Why is such a religiously founded middle ground important? First, of course, for the obvious reason that so much contemporary fundamentalism has religious content (and not only among Muslims): One cannot oppose it without confronting its religious claims. The middle ground is thus politically important as a defense against the highly destructive potential of religious fanaticism. But this middle ground is also important for intellectual and spiritual reasons. It can be the location of those who want to be religious believers without emigrating from modernity.

This stance may be required as an expedient to cater for societies such as the US where there a a large majority of people who claim adherence to some religious faith – serious adherence that is, not just the notional C of E that many of us have on official documents long after we have ever attended a service apart from marriages and funerals. It may also be waste of time to undertake the task that Dawkins and others have set themeslves, to rubbish religious belief to such an extent that is goes away and hides. There may be another line of march and this has emerged from Bartley’s work on the crisis of Protestant belief.

Protestantism and the crisis of modenity

Berger wrote:

Protestantism, as Max Weber and Ernst Troeltsch showed in the early 20th century, has had a special relationship with modernity. Its long struggle with the spirit of modernity cannot be replicated in other traditions, but it nevertheless holds lessons for the latter.

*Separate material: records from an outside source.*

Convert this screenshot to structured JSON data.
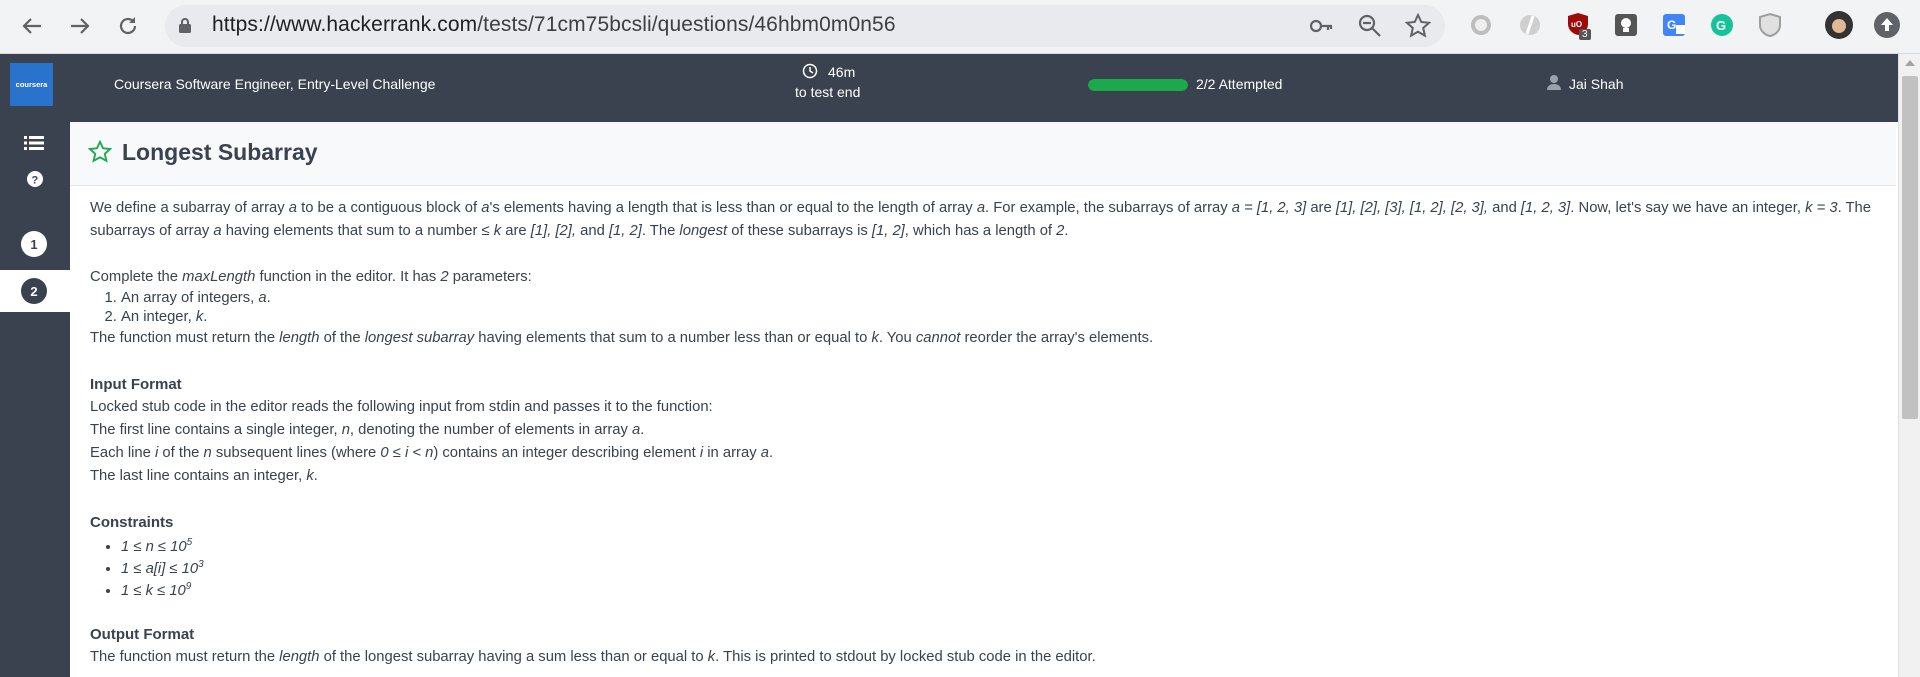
{
  "browser": {
    "url_host": "https://www.hackerrank.com",
    "url_path": "/tests/71cm75bcsli/questions/46hbm0m0n56",
    "extensions": [
      "lens-icon",
      "opera-icon",
      "ublock-icon",
      "lightbulb-icon",
      "translate-icon",
      "grammarly-icon",
      "shield-icon"
    ],
    "ublock_badge": "3"
  },
  "header": {
    "logo_text": "coursera",
    "test_title": "Coursera Software Engineer, Entry-Level Challenge",
    "timer_value": "46m",
    "timer_label": "to test end",
    "progress_fraction": 1.0,
    "progress_label": "2/2 Attempted",
    "user_name": "Jai Shah"
  },
  "sidebar": {
    "questions": [
      {
        "number": "1",
        "active": false
      },
      {
        "number": "2",
        "active": true
      }
    ]
  },
  "question": {
    "title": "Longest Subarray",
    "para1": [
      "We define a subarray of array ",
      "a",
      " to be a contiguous block of ",
      "a",
      "'s elements having a length that is less than or equal to the length of array ",
      "a",
      ". For example, the subarrays of array ",
      "a = [1, 2, 3]",
      " are ",
      "[1], [2], [3], [1, 2], [2, 3],",
      " and ",
      "[1, 2, 3]",
      ". Now, let's say we have an integer, ",
      "k = 3",
      ". The subarrays of array ",
      "a",
      " having elements that sum to a number ",
      "≤ k",
      " are ",
      "[1], [2],",
      " and ",
      "[1, 2]",
      ". The ",
      "longest",
      " of these subarrays is ",
      "[1, 2]",
      ", which has a length of ",
      "2",
      "."
    ],
    "complete_intro": [
      "Complete the ",
      "maxLength",
      " function in the editor. It has ",
      "2",
      " parameters:"
    ],
    "params": [
      [
        "An array of integers, ",
        "a",
        "."
      ],
      [
        "An integer, ",
        "k",
        "."
      ]
    ],
    "return_line": [
      "The function must return the ",
      "length",
      " of the ",
      "longest subarray",
      " having elements that sum to a number less than or equal to ",
      "k",
      ". You ",
      "cannot",
      " reorder the array's elements."
    ],
    "input_format_heading": "Input Format",
    "input_lines": [
      [
        "Locked stub code in the editor reads the following input from stdin and passes it to the function:"
      ],
      [
        "The first line contains a single integer, ",
        "n",
        ", denoting the number of elements in array ",
        "a",
        "."
      ],
      [
        "Each line ",
        "i",
        " of the ",
        "n",
        " subsequent lines (where ",
        "0 ≤ i < n",
        ") contains an integer describing element ",
        "i",
        " in array ",
        "a",
        "."
      ],
      [
        "The last line contains an integer, ",
        "k",
        "."
      ]
    ],
    "constraints_heading": "Constraints",
    "constraints": [
      [
        "1 ≤ n ≤ 10",
        "5"
      ],
      [
        "1 ≤ a[i] ≤ 10",
        "3"
      ],
      [
        "1 ≤ k ≤ 10",
        "9"
      ]
    ],
    "output_format_heading": "Output Format",
    "output_line": [
      "The function must return the ",
      "length",
      " of the longest subarray having a sum less than or equal to ",
      "k",
      ". This is printed to stdout by locked stub code in the editor."
    ]
  },
  "colors": {
    "header_bg": "#39424e",
    "progress_fill": "#1ba94c",
    "star": "#1ba94c",
    "logo_bg": "#2a73cc"
  }
}
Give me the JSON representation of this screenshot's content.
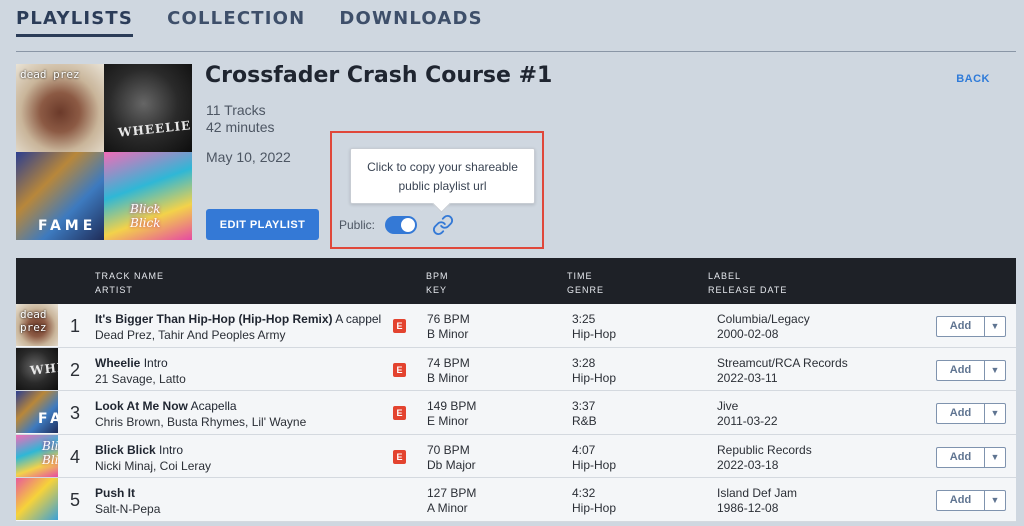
{
  "nav": {
    "tabs": [
      {
        "label": "PLAYLISTS",
        "active": true
      },
      {
        "label": "COLLECTION",
        "active": false
      },
      {
        "label": "DOWNLOADS",
        "active": false
      }
    ]
  },
  "playlist": {
    "title": "Crossfader Crash Course #1",
    "tracks": "11 Tracks",
    "duration": "42 minutes",
    "date": "May 10, 2022",
    "edit_label": "EDIT PLAYLIST",
    "back_label": "BACK",
    "public_label": "Public:",
    "public_on": true,
    "tooltip_line1": "Click to copy your shareable",
    "tooltip_line2": "public playlist url"
  },
  "table": {
    "headers": {
      "track_name": "TRACK NAME",
      "artist": "ARTIST",
      "bpm": "BPM",
      "key": "KEY",
      "time": "TIME",
      "genre": "GENRE",
      "label": "LABEL",
      "release_date": "RELEASE DATE"
    },
    "add_label": "Add",
    "rows": [
      {
        "num": "1",
        "title": "It's Bigger Than Hip-Hop (Hip-Hop Remix)",
        "version": "A cappella",
        "artist": "Dead Prez, Tahir And Peoples Army",
        "explicit": "E",
        "bpm": "76 BPM",
        "key": "B Minor",
        "time": "3:25",
        "genre": "Hip-Hop",
        "label": "Columbia/Legacy",
        "release": "2000-02-08"
      },
      {
        "num": "2",
        "title": "Wheelie",
        "version": "Intro",
        "artist": "21 Savage, Latto",
        "explicit": "E",
        "bpm": "74 BPM",
        "key": "B Minor",
        "time": "3:28",
        "genre": "Hip-Hop",
        "label": "Streamcut/RCA Records",
        "release": "2022-03-11"
      },
      {
        "num": "3",
        "title": "Look At Me Now",
        "version": "Acapella",
        "artist": "Chris Brown, Busta Rhymes, Lil' Wayne",
        "explicit": "E",
        "bpm": "149 BPM",
        "key": "E Minor",
        "time": "3:37",
        "genre": "R&B",
        "label": "Jive",
        "release": "2011-03-22"
      },
      {
        "num": "4",
        "title": "Blick Blick",
        "version": "Intro",
        "artist": "Nicki Minaj, Coi Leray",
        "explicit": "E",
        "bpm": "70 BPM",
        "key": "Db Major",
        "time": "4:07",
        "genre": "Hip-Hop",
        "label": "Republic Records",
        "release": "2022-03-18"
      },
      {
        "num": "5",
        "title": "Push It",
        "version": "",
        "artist": "Salt-N-Pepa",
        "explicit": "",
        "bpm": "127 BPM",
        "key": "A Minor",
        "time": "4:32",
        "genre": "Hip-Hop",
        "label": "Island Def Jam",
        "release": "1986-12-08"
      }
    ]
  }
}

One is the readiness to have faith without laying claim to certainty—from the sola fide of the Lutheran Reformation to Paul Tillich’s “Protestant principle.” Another lesson is the importance of coming to terms with modern historical scholarship. Protestantism was the first religious tradition that turned the critical instrument of this scholarship on its own scriptures—an historically unprecedented event, most of it carried on in 19th-century theological institutions by individuals who did not want to undermine faith but, on the contrary, wanted to strengthen it by showing its historical development.

This is the cue for Bartley to come on stage and describe what happened when Christian scholars began to cast doubt on the historical Jesus. This post is too long so I will do another one to tell Bartley’s tale and describe the revised version of rationality that emerged from it. Impatient people can read this piece for a preview. It may help to skip from the beginning to the part about midway through where the story of Bartley’s work on Protestantism begins.

 

Advertisements

Written by Admin

November 16, 2006 at 2:18 pm

Posted in Uncategorized

4 Responses

Subscribe to comments with RSS.

  1. Thanks for the link and the summary, Rafe. Berger is an excellent social theorist and well worth listening to.

    Mark Bahnisch

    November 16, 2006 at 3:03 pm

  2. Nice post.

    Kodjo

    November 16, 2006 at 11:45 pm

  3. I’m glad I managed to eke out enough time to read this — it was well worth it.

    As an atheistic Zen Buddhist, I think if we have to pick a religion on which to found a middle ground, it should be Zen Buddhism.

    On the other hand, it won’t really solve the problem as suggested above, since one of its key ideas is that nothing is as it seems or absolute…

    Brock

    November 17, 2006 at 3:58 am

  4. I read the article a few days ago, and found it illuminating. Thanks rafe for making it more illuminating by your commentary.

    Rococo Liberal

    November 17, 2006 at 7:11 am


Leave a Reply

Fill in your details below or click an icon to log in:

WordPress.com Logo

You are commenting using your WordPress.com account. Log Out / Change )

Twitter picture

You are commenting using your Twitter account. Log Out / Change )

Facebook photo

You are commenting using your Facebook account. Log Out / Change )

Google+ photo

You are commenting using your Google+ account. Log Out / Change )

Connecting to %s

%d bloggers like this: